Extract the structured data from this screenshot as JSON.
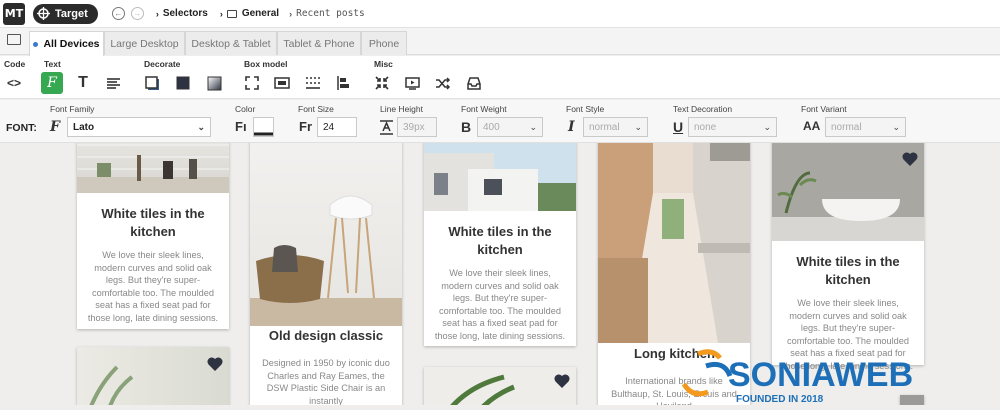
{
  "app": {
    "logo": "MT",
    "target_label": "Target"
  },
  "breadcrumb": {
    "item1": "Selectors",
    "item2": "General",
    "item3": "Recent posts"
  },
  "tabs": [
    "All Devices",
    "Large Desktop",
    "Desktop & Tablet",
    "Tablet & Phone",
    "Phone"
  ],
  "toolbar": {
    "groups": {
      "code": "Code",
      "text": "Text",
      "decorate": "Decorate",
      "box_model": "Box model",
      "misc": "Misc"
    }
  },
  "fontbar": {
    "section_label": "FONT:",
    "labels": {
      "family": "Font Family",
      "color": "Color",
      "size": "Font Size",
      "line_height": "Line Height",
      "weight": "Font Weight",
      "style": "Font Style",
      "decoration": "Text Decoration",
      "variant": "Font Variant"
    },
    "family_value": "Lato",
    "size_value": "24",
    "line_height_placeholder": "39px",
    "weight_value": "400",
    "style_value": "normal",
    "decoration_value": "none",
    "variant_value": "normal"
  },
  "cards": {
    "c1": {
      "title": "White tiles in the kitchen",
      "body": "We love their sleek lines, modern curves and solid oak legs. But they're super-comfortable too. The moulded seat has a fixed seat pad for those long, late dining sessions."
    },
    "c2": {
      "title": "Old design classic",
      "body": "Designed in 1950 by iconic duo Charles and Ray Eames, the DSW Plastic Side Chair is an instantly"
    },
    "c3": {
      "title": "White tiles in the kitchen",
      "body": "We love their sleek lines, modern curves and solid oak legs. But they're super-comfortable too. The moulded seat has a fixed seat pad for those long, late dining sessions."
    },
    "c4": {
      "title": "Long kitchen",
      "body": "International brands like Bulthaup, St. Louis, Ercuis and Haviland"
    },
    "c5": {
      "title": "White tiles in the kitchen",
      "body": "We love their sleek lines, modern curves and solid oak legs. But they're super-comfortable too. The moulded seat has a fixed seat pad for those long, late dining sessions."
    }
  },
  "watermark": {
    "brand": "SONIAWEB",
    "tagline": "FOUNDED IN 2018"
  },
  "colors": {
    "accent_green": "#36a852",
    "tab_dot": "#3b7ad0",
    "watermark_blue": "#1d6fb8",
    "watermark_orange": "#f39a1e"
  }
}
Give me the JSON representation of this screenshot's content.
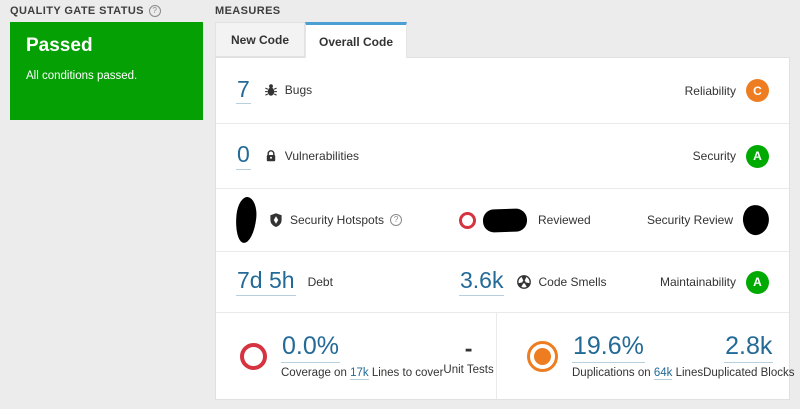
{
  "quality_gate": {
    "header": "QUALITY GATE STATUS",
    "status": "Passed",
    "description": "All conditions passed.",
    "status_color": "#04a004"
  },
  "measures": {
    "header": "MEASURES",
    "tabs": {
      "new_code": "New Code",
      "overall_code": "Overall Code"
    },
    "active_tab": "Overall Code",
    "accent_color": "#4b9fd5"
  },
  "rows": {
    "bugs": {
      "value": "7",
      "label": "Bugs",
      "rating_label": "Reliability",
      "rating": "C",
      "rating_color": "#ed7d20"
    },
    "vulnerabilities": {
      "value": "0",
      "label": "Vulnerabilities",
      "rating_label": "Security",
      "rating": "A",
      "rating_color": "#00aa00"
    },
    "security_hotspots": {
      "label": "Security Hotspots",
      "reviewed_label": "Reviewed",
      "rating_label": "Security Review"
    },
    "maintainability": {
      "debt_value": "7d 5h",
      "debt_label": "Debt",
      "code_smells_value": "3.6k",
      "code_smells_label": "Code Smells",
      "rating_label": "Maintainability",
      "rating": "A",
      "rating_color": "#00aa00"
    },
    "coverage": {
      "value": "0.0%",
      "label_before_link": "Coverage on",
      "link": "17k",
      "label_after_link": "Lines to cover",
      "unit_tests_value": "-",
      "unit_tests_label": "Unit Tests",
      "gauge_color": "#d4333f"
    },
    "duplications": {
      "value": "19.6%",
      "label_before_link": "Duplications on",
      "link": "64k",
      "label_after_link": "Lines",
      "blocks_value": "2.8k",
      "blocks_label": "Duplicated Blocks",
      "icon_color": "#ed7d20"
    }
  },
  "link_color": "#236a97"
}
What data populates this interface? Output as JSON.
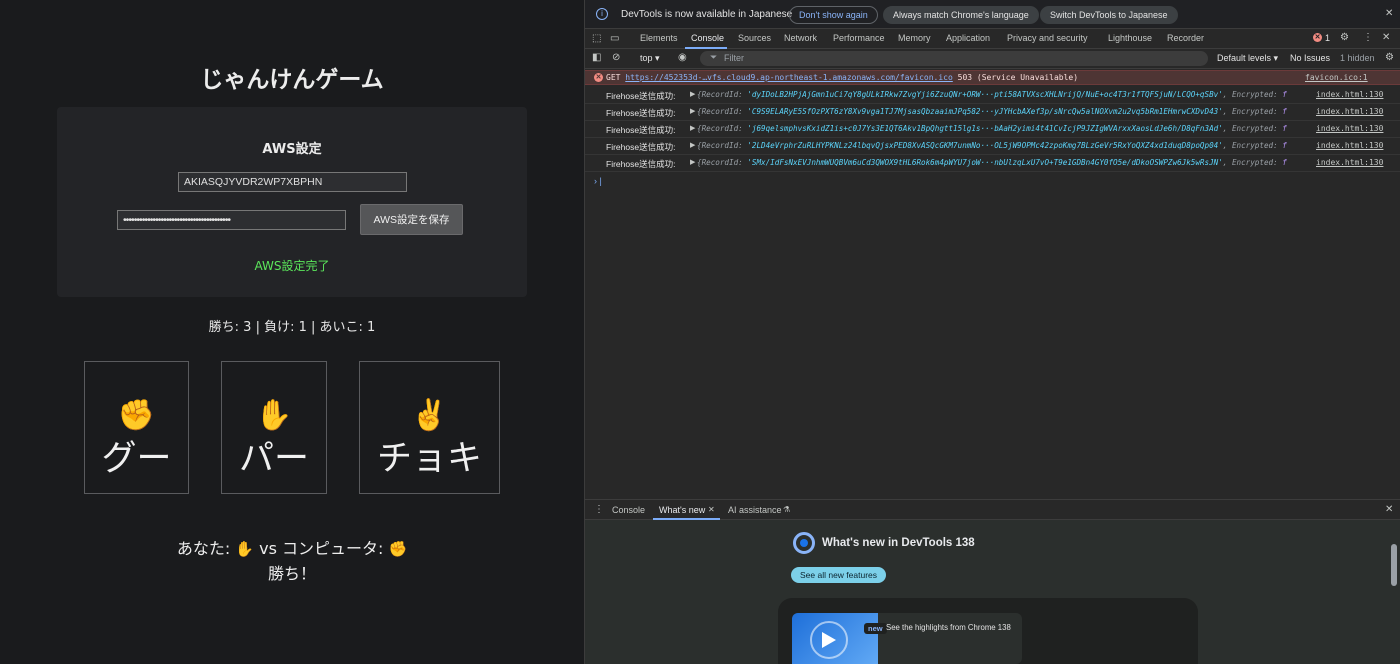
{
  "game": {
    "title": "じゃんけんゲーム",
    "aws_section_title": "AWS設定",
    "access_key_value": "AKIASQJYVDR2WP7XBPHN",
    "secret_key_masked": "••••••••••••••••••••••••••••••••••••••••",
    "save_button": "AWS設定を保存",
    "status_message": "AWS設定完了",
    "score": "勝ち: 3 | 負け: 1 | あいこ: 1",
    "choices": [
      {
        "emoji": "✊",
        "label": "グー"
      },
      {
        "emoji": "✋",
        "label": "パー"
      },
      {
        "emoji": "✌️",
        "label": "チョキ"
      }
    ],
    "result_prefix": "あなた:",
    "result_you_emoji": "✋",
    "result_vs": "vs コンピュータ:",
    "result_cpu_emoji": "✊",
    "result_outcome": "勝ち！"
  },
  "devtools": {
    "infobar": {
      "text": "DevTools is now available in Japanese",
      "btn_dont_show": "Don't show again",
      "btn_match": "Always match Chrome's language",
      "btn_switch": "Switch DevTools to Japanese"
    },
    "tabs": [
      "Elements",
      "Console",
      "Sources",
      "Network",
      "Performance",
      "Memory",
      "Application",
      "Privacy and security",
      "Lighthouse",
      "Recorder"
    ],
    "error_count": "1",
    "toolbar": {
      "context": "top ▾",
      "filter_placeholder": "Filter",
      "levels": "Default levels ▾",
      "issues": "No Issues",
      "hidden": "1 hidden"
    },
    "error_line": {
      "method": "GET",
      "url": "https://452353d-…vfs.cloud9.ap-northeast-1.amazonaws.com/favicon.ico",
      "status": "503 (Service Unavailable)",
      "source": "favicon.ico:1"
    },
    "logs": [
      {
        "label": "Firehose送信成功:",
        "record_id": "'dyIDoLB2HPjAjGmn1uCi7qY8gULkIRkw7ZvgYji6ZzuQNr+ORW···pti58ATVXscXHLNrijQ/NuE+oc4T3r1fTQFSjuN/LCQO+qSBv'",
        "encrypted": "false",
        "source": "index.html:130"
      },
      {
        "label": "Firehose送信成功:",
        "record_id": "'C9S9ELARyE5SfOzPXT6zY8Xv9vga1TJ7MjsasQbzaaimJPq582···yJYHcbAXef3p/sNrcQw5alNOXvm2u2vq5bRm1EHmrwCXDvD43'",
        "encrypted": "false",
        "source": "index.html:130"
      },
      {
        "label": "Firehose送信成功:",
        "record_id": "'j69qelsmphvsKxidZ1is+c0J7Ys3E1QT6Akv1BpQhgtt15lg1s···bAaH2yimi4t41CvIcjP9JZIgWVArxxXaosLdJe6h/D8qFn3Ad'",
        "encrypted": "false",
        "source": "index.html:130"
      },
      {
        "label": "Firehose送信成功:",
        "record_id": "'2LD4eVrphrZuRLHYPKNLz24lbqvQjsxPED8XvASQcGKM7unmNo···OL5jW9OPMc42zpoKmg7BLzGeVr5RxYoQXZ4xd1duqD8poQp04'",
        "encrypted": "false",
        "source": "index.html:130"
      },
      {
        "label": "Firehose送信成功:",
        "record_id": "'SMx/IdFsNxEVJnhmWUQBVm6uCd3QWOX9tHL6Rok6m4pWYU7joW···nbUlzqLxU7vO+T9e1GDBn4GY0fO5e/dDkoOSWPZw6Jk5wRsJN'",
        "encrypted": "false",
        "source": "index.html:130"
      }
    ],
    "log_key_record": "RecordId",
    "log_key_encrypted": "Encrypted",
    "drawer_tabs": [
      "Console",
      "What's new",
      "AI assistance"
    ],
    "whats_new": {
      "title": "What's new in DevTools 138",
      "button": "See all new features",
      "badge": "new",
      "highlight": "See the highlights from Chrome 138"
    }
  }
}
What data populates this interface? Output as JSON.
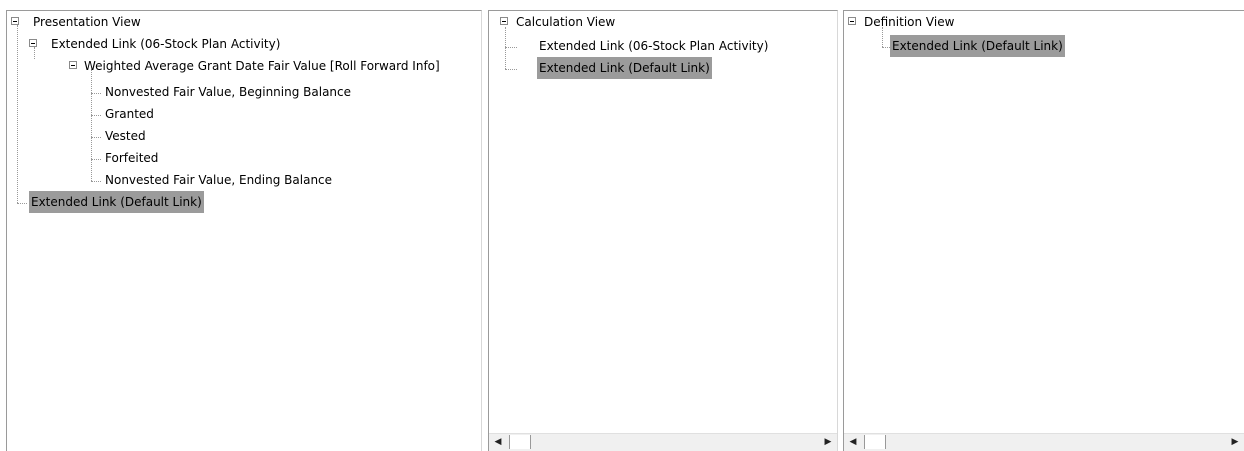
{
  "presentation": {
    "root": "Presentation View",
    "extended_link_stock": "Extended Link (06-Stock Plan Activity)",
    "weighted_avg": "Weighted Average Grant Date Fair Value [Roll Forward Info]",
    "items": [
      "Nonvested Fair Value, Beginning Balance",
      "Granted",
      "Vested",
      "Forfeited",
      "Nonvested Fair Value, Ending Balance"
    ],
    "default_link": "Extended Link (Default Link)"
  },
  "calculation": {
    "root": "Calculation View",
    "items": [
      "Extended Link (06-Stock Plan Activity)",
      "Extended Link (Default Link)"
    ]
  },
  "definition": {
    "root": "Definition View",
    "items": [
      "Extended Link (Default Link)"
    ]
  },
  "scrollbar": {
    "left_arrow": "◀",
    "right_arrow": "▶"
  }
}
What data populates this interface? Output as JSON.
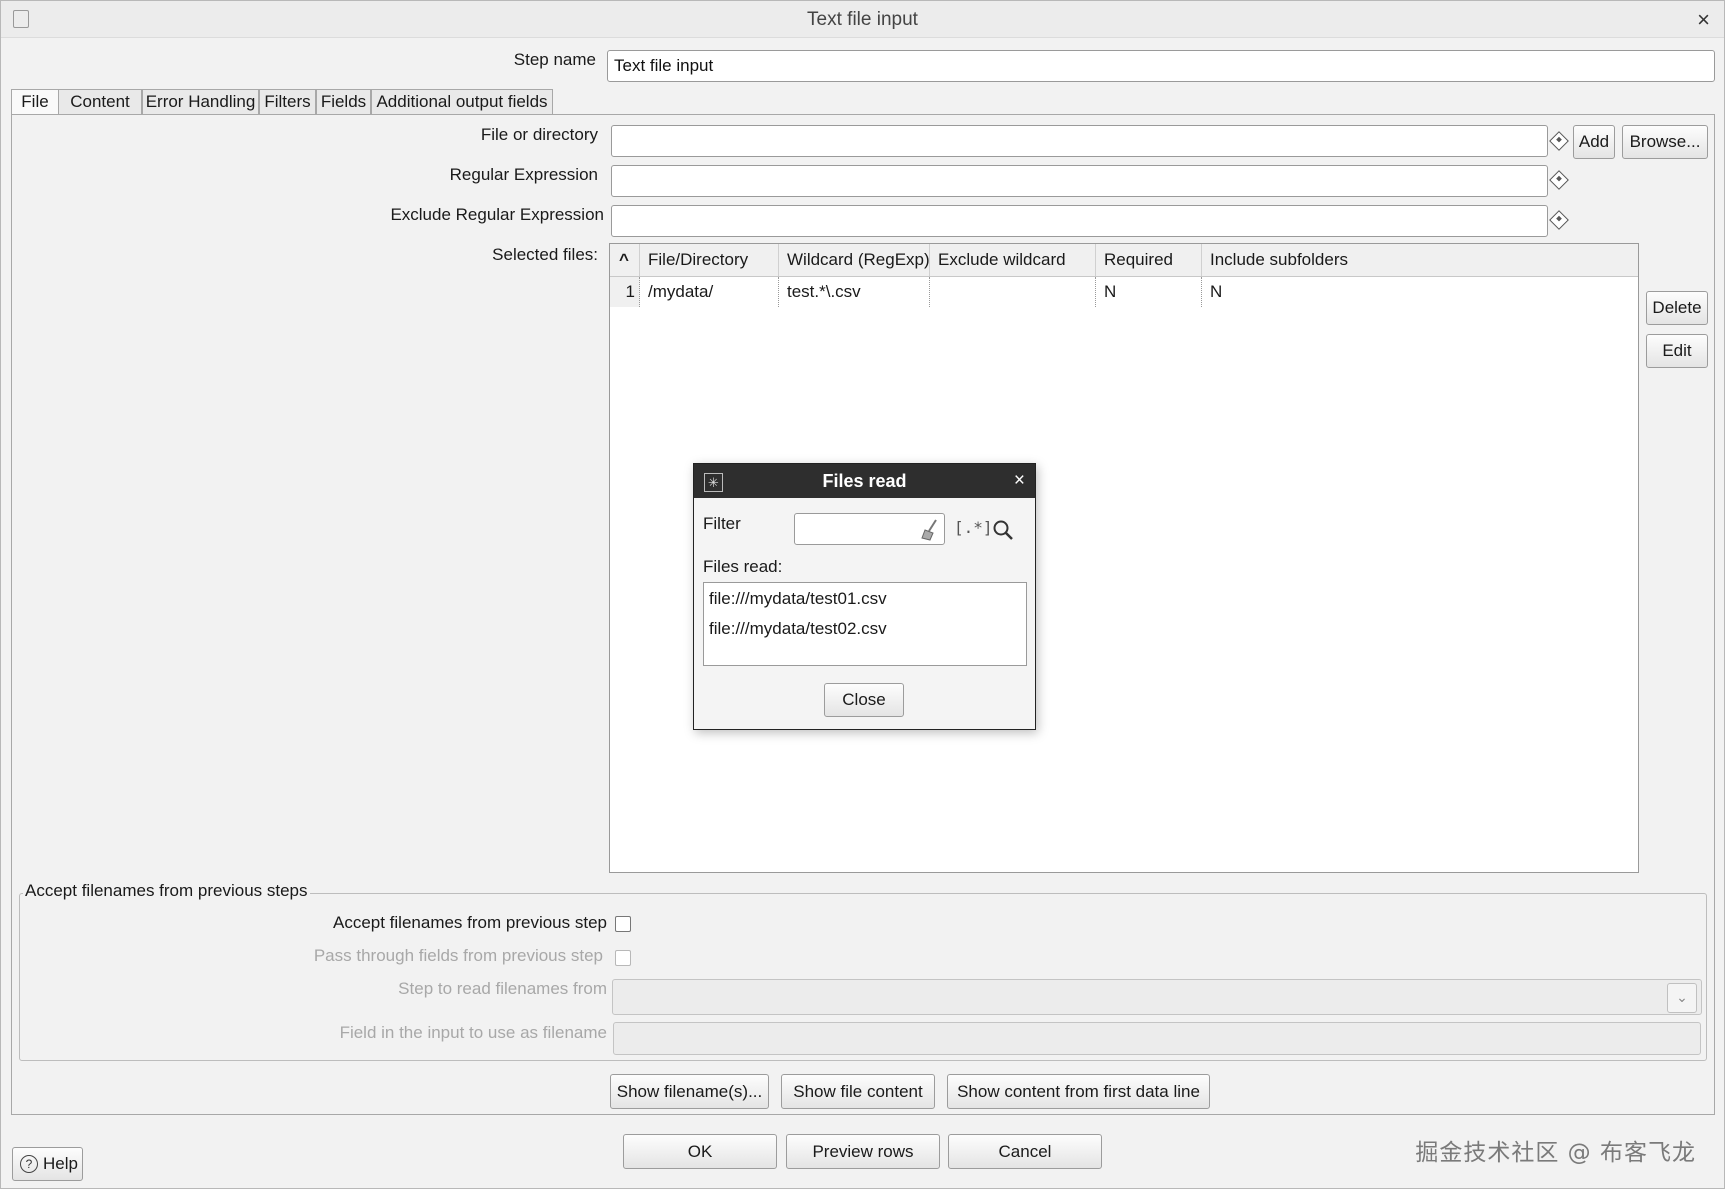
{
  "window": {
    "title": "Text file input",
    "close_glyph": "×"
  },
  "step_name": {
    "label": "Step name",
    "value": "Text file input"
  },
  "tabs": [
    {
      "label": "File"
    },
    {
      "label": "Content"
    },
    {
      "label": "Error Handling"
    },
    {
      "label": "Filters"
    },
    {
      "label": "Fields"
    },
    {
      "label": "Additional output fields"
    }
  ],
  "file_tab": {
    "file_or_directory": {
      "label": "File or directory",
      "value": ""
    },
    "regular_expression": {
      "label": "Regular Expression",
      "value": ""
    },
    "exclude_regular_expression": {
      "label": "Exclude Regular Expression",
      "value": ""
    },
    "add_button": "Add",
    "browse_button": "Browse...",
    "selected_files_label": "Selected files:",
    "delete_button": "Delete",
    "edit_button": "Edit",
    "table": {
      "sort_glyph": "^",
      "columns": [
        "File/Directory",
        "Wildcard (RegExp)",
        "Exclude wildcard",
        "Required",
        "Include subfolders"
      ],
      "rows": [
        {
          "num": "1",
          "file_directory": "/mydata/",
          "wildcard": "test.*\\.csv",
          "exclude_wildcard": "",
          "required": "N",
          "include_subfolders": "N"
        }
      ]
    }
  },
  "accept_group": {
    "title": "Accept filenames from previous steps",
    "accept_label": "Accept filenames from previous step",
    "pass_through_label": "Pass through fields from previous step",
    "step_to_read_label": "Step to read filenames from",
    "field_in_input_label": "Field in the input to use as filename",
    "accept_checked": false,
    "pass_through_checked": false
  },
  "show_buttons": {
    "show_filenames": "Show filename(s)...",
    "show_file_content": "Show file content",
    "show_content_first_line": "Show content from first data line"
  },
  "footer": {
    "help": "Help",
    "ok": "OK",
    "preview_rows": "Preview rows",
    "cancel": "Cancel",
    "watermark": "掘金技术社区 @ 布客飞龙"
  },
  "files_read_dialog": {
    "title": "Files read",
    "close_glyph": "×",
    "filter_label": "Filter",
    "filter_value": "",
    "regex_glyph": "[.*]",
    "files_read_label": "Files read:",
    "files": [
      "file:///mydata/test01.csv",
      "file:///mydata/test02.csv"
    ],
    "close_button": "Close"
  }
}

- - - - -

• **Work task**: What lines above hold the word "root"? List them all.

• **Completed exercise**:
    "root": "Presentation View",
    "root": "Calculation View",
    "root": "Definition View",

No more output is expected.